▶ _Work to complete_
Work through the material beneath and count the lines that include "title"; the answer is that number alone.

▶ _Exercise materials_

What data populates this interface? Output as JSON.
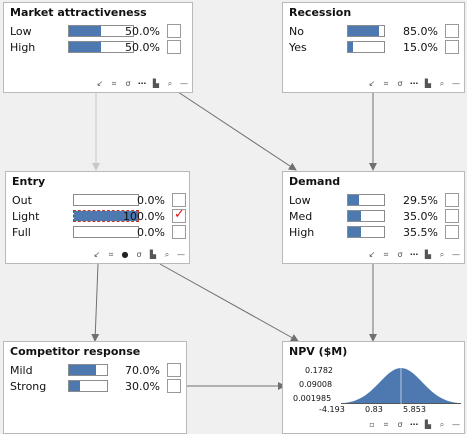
{
  "nodes": {
    "market": {
      "title": "Market attractiveness",
      "states": [
        {
          "label": "Low",
          "value": 0.5,
          "pct": "50.0%",
          "checked": false
        },
        {
          "label": "High",
          "value": 0.5,
          "pct": "50.0%",
          "checked": false
        }
      ]
    },
    "recession": {
      "title": "Recession",
      "states": [
        {
          "label": "No",
          "value": 0.85,
          "pct": "85.0%",
          "checked": false
        },
        {
          "label": "Yes",
          "value": 0.15,
          "pct": "15.0%",
          "checked": false
        }
      ]
    },
    "entry": {
      "title": "Entry",
      "states": [
        {
          "label": "Out",
          "value": 0.0,
          "pct": "0.0%",
          "checked": false
        },
        {
          "label": "Light",
          "value": 1.0,
          "pct": "100.0%",
          "checked": true
        },
        {
          "label": "Full",
          "value": 0.0,
          "pct": "0.0%",
          "checked": false
        }
      ]
    },
    "demand": {
      "title": "Demand",
      "states": [
        {
          "label": "Low",
          "value": 0.295,
          "pct": "29.5%",
          "checked": false
        },
        {
          "label": "Med",
          "value": 0.35,
          "pct": "35.0%",
          "checked": false
        },
        {
          "label": "High",
          "value": 0.355,
          "pct": "35.5%",
          "checked": false
        }
      ]
    },
    "competitor": {
      "title": "Competitor response",
      "states": [
        {
          "label": "Mild",
          "value": 0.7,
          "pct": "70.0%",
          "checked": false
        },
        {
          "label": "Strong",
          "value": 0.3,
          "pct": "30.0%",
          "checked": false
        }
      ]
    },
    "npv": {
      "title": "NPV ($M)",
      "y_ticks": [
        "0.1782",
        "0.09008",
        "0.001985"
      ],
      "x_ticks": [
        "-4.193",
        "0.83",
        "5.853"
      ]
    }
  },
  "chart_data": {
    "type": "area",
    "title": "NPV ($M)",
    "x_ticks": [
      -4.193,
      0.83,
      5.853
    ],
    "y_ticks": [
      0.1782,
      0.09008,
      0.001985
    ],
    "mean": 0.83,
    "sd": 2.2,
    "ylim": [
      0.001985,
      0.1782
    ],
    "color": "#4d79b0"
  },
  "colors": {
    "bar_fill": "#4d79b0",
    "evidence_border": "#c0392b",
    "check_mark": "#d11",
    "wire": "#707070",
    "wire_light": "#c8c8c8"
  },
  "toolbar_icons": [
    "arrow-icon",
    "grid-icon",
    "sigma-icon",
    "dots-icon",
    "histogram-icon",
    "zoom-icon",
    "minus-icon"
  ],
  "check_glyph": "✓"
}
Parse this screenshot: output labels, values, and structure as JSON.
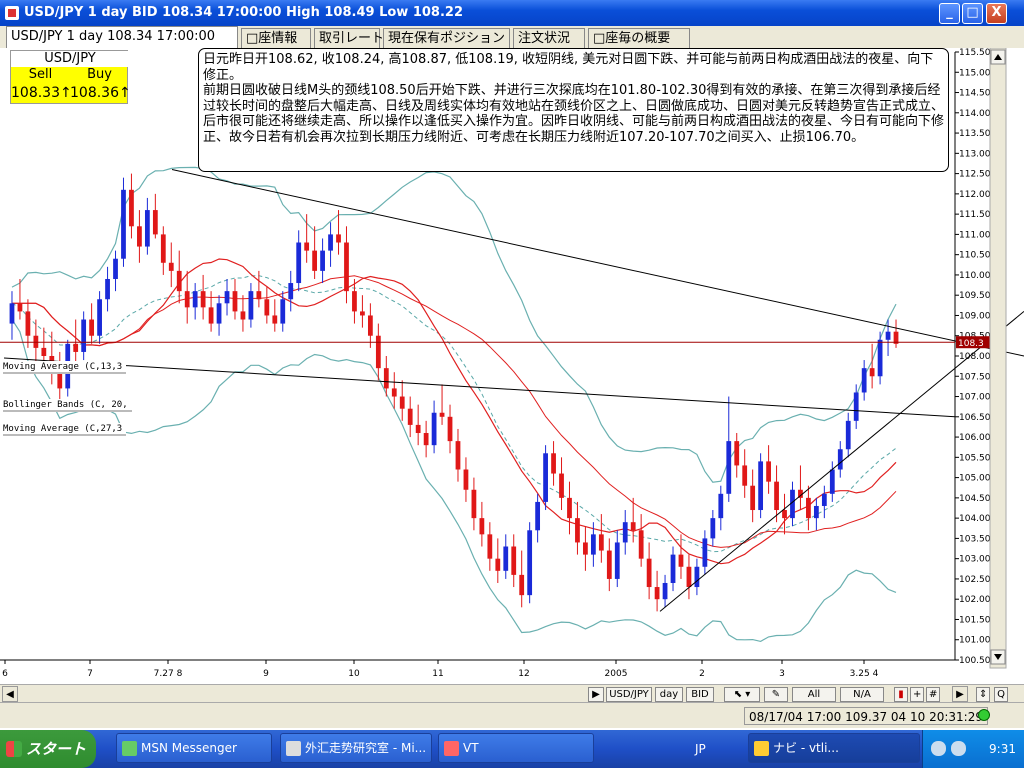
{
  "window": {
    "title": "USD/JPY 1 day BID 108.34 17:00:00 High 108.49 Low 108.22",
    "minimize": "_",
    "maximize": "□",
    "close": "X"
  },
  "tabs": [
    {
      "label": "USD/JPY 1 day 108.34 17:00:00",
      "active": true
    },
    {
      "label": "□座情報"
    },
    {
      "label": "取引レート"
    },
    {
      "label": "現在保有ポジション"
    },
    {
      "label": "注文状況"
    },
    {
      "label": "□座毎の概要"
    }
  ],
  "ticker": {
    "symbol": "USD/JPY",
    "sell_label": "Sell",
    "buy_label": "Buy",
    "sell_value": "108.33↑",
    "buy_value": "108.36↑"
  },
  "comment": {
    "para1": "日元昨日开108.62, 收108.24, 高108.87, 低108.19, 收短阴线, 美元对日圆下跌、并可能与前两日构成酒田战法的夜星、向下修正。",
    "para2": "前期日圆收破日线M头的颈线108.50后开始下跌、并进行三次探底均在101.80-102.30得到有效的承接、在第三次得到承接后经过较长时间的盘整后大幅走高、日线及周线实体均有效地站在颈线价区之上、日圆做底成功、日圆对美元反转趋势宣告正式成立、后市很可能还将继续走高、所以操作以逢低买入操作为宜。因昨日收阴线、可能与前两日构成酒田战法的夜星、今日有可能向下修正、故今日若有机会再次拉到长期压力线附近、可考虑在长期压力线附近107.20-107.70之间买入、止损106.70。"
  },
  "indicators": [
    "Moving Average (C,13,3",
    "Bollinger Bands (C, 20,",
    "Moving Average (C,27,3"
  ],
  "chart_data": {
    "type": "candlestick",
    "instrument": "USD/JPY",
    "timeframe": "1 day",
    "last_price": "108.34",
    "ylim": [
      100.5,
      115.5
    ],
    "y_ticks": [
      100.5,
      101.0,
      101.5,
      102.0,
      102.5,
      103.0,
      103.5,
      104.0,
      104.5,
      105.0,
      105.5,
      106.0,
      106.5,
      107.0,
      107.5,
      108.0,
      108.5,
      109.0,
      109.5,
      110.0,
      110.5,
      111.0,
      111.5,
      112.0,
      112.5,
      113.0,
      113.5,
      114.0,
      114.5,
      115.0,
      115.5
    ],
    "x_ticks": [
      "6",
      "7",
      "7.27 8",
      "9",
      "10",
      "11",
      "12",
      "2005",
      "2",
      "3",
      "3.25 4"
    ],
    "candles": [
      [
        108.8,
        109.6,
        108.4,
        109.3
      ],
      [
        109.3,
        109.9,
        108.9,
        109.1
      ],
      [
        109.1,
        109.4,
        108.2,
        108.5
      ],
      [
        108.5,
        108.9,
        107.8,
        108.2
      ],
      [
        108.2,
        108.7,
        107.6,
        108.0
      ],
      [
        108.0,
        108.6,
        107.3,
        107.6
      ],
      [
        107.6,
        108.1,
        106.9,
        107.2
      ],
      [
        107.2,
        108.4,
        107.0,
        108.3
      ],
      [
        108.3,
        108.9,
        107.8,
        108.1
      ],
      [
        108.1,
        109.1,
        107.9,
        108.9
      ],
      [
        108.9,
        109.3,
        108.3,
        108.5
      ],
      [
        108.5,
        109.6,
        108.3,
        109.4
      ],
      [
        109.4,
        110.2,
        109.1,
        109.9
      ],
      [
        109.9,
        110.6,
        109.6,
        110.4
      ],
      [
        110.4,
        112.4,
        110.2,
        112.1
      ],
      [
        112.1,
        112.5,
        110.9,
        111.2
      ],
      [
        111.2,
        111.6,
        110.3,
        110.7
      ],
      [
        110.7,
        111.9,
        110.5,
        111.6
      ],
      [
        111.6,
        112.0,
        110.9,
        111.0
      ],
      [
        111.0,
        111.2,
        110.0,
        110.3
      ],
      [
        110.3,
        110.8,
        109.7,
        110.1
      ],
      [
        110.1,
        110.6,
        109.3,
        109.6
      ],
      [
        109.6,
        110.1,
        108.8,
        109.2
      ],
      [
        109.2,
        109.8,
        108.9,
        109.6
      ],
      [
        109.6,
        110.0,
        108.9,
        109.2
      ],
      [
        109.2,
        109.6,
        108.6,
        108.8
      ],
      [
        108.8,
        109.5,
        108.5,
        109.3
      ],
      [
        109.3,
        109.9,
        109.0,
        109.6
      ],
      [
        109.6,
        109.9,
        108.9,
        109.1
      ],
      [
        109.1,
        109.5,
        108.6,
        108.9
      ],
      [
        108.9,
        109.8,
        108.7,
        109.6
      ],
      [
        109.6,
        110.1,
        109.2,
        109.4
      ],
      [
        109.4,
        109.7,
        108.8,
        109.0
      ],
      [
        109.0,
        109.4,
        108.6,
        108.8
      ],
      [
        108.8,
        109.6,
        108.6,
        109.4
      ],
      [
        109.4,
        110.1,
        109.1,
        109.8
      ],
      [
        109.8,
        111.1,
        109.6,
        110.8
      ],
      [
        110.8,
        111.5,
        110.3,
        110.6
      ],
      [
        110.6,
        111.2,
        109.9,
        110.1
      ],
      [
        110.1,
        110.9,
        109.8,
        110.6
      ],
      [
        110.6,
        111.3,
        110.2,
        111.0
      ],
      [
        111.0,
        111.6,
        110.5,
        110.8
      ],
      [
        110.8,
        111.2,
        109.3,
        109.6
      ],
      [
        109.6,
        109.9,
        108.8,
        109.1
      ],
      [
        109.1,
        109.5,
        108.7,
        109.0
      ],
      [
        109.0,
        109.3,
        108.2,
        108.5
      ],
      [
        108.5,
        108.8,
        107.4,
        107.7
      ],
      [
        107.7,
        108.0,
        107.0,
        107.2
      ],
      [
        107.2,
        107.6,
        106.7,
        107.0
      ],
      [
        107.0,
        107.4,
        106.4,
        106.7
      ],
      [
        106.7,
        107.0,
        106.0,
        106.3
      ],
      [
        106.3,
        106.8,
        105.8,
        106.1
      ],
      [
        106.1,
        106.4,
        105.5,
        105.8
      ],
      [
        105.8,
        106.9,
        105.6,
        106.6
      ],
      [
        106.6,
        107.3,
        106.3,
        106.5
      ],
      [
        106.5,
        106.8,
        105.6,
        105.9
      ],
      [
        105.9,
        106.2,
        104.9,
        105.2
      ],
      [
        105.2,
        105.5,
        104.4,
        104.7
      ],
      [
        104.7,
        105.0,
        103.7,
        104.0
      ],
      [
        104.0,
        104.4,
        103.3,
        103.6
      ],
      [
        103.6,
        103.9,
        102.7,
        103.0
      ],
      [
        103.0,
        103.5,
        102.4,
        102.7
      ],
      [
        102.7,
        103.6,
        102.5,
        103.3
      ],
      [
        103.3,
        103.6,
        102.3,
        102.6
      ],
      [
        102.6,
        103.2,
        101.8,
        102.1
      ],
      [
        102.1,
        103.9,
        101.9,
        103.7
      ],
      [
        103.7,
        104.6,
        103.4,
        104.4
      ],
      [
        104.4,
        105.8,
        104.2,
        105.6
      ],
      [
        105.6,
        105.9,
        104.8,
        105.1
      ],
      [
        105.1,
        105.5,
        104.2,
        104.5
      ],
      [
        104.5,
        104.9,
        103.6,
        104.0
      ],
      [
        104.0,
        104.4,
        103.1,
        103.4
      ],
      [
        103.4,
        103.8,
        102.7,
        103.1
      ],
      [
        103.1,
        103.9,
        102.8,
        103.6
      ],
      [
        103.6,
        104.1,
        102.9,
        103.2
      ],
      [
        103.2,
        103.5,
        102.2,
        102.5
      ],
      [
        102.5,
        103.7,
        102.3,
        103.4
      ],
      [
        103.4,
        104.2,
        103.1,
        103.9
      ],
      [
        103.9,
        104.5,
        103.4,
        103.7
      ],
      [
        103.7,
        104.1,
        102.8,
        103.0
      ],
      [
        103.0,
        103.4,
        102.0,
        102.3
      ],
      [
        102.3,
        102.7,
        101.7,
        102.0
      ],
      [
        102.0,
        102.6,
        101.8,
        102.4
      ],
      [
        102.4,
        103.3,
        102.2,
        103.1
      ],
      [
        103.1,
        103.6,
        102.5,
        102.8
      ],
      [
        102.8,
        103.1,
        102.0,
        102.3
      ],
      [
        102.3,
        103.0,
        102.1,
        102.8
      ],
      [
        102.8,
        103.7,
        102.6,
        103.5
      ],
      [
        103.5,
        104.2,
        103.3,
        104.0
      ],
      [
        104.0,
        104.8,
        103.7,
        104.6
      ],
      [
        104.6,
        107.0,
        104.4,
        105.9
      ],
      [
        105.9,
        106.1,
        105.0,
        105.3
      ],
      [
        105.3,
        105.7,
        104.5,
        104.8
      ],
      [
        104.8,
        105.2,
        103.9,
        104.2
      ],
      [
        104.2,
        105.6,
        104.0,
        105.4
      ],
      [
        105.4,
        105.8,
        104.6,
        104.9
      ],
      [
        104.9,
        105.3,
        103.9,
        104.2
      ],
      [
        104.2,
        104.6,
        103.6,
        104.0
      ],
      [
        104.0,
        104.9,
        103.8,
        104.7
      ],
      [
        104.7,
        105.3,
        104.2,
        104.5
      ],
      [
        104.5,
        104.8,
        103.7,
        104.0
      ],
      [
        104.0,
        104.5,
        103.7,
        104.3
      ],
      [
        104.3,
        104.8,
        104.0,
        104.6
      ],
      [
        104.6,
        105.4,
        104.4,
        105.2
      ],
      [
        105.2,
        105.9,
        105.0,
        105.7
      ],
      [
        105.7,
        106.6,
        105.5,
        106.4
      ],
      [
        106.4,
        107.3,
        106.2,
        107.1
      ],
      [
        107.1,
        107.9,
        106.9,
        107.7
      ],
      [
        107.7,
        108.3,
        107.2,
        107.5
      ],
      [
        107.5,
        108.6,
        107.3,
        108.4
      ],
      [
        108.4,
        108.9,
        108.0,
        108.6
      ],
      [
        108.6,
        108.9,
        108.2,
        108.3
      ]
    ],
    "lines": [
      {
        "name": "長期压力线",
        "from": [
          112.6,
          "7.27"
        ],
        "to": [
          108.4,
          "end"
        ]
      },
      {
        "name": "颈线",
        "from": [
          107.9,
          "6"
        ],
        "to": [
          106.5,
          "end"
        ]
      },
      {
        "name": "上升趋势线",
        "from": [
          101.7,
          "2"
        ],
        "to": [
          108.4,
          "end"
        ]
      }
    ],
    "current_price_line": 108.34,
    "price_label": "108.3"
  },
  "scrollbar": {
    "buttons": [
      "USD/JPY",
      "day",
      "BID",
      "All",
      "N/A"
    ]
  },
  "status": {
    "text": "08/17/04 17:00     109.37 04 10 20:31:29"
  },
  "taskbar": {
    "start": "スタート",
    "tasks": [
      {
        "label": "MSN Messenger"
      },
      {
        "label": "外汇走势研究室 - Mi..."
      },
      {
        "label": "VT"
      },
      {
        "label": "ナビ - vtli..."
      }
    ],
    "lang": "JP",
    "clock": "9:31"
  }
}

▶ _Solution_
8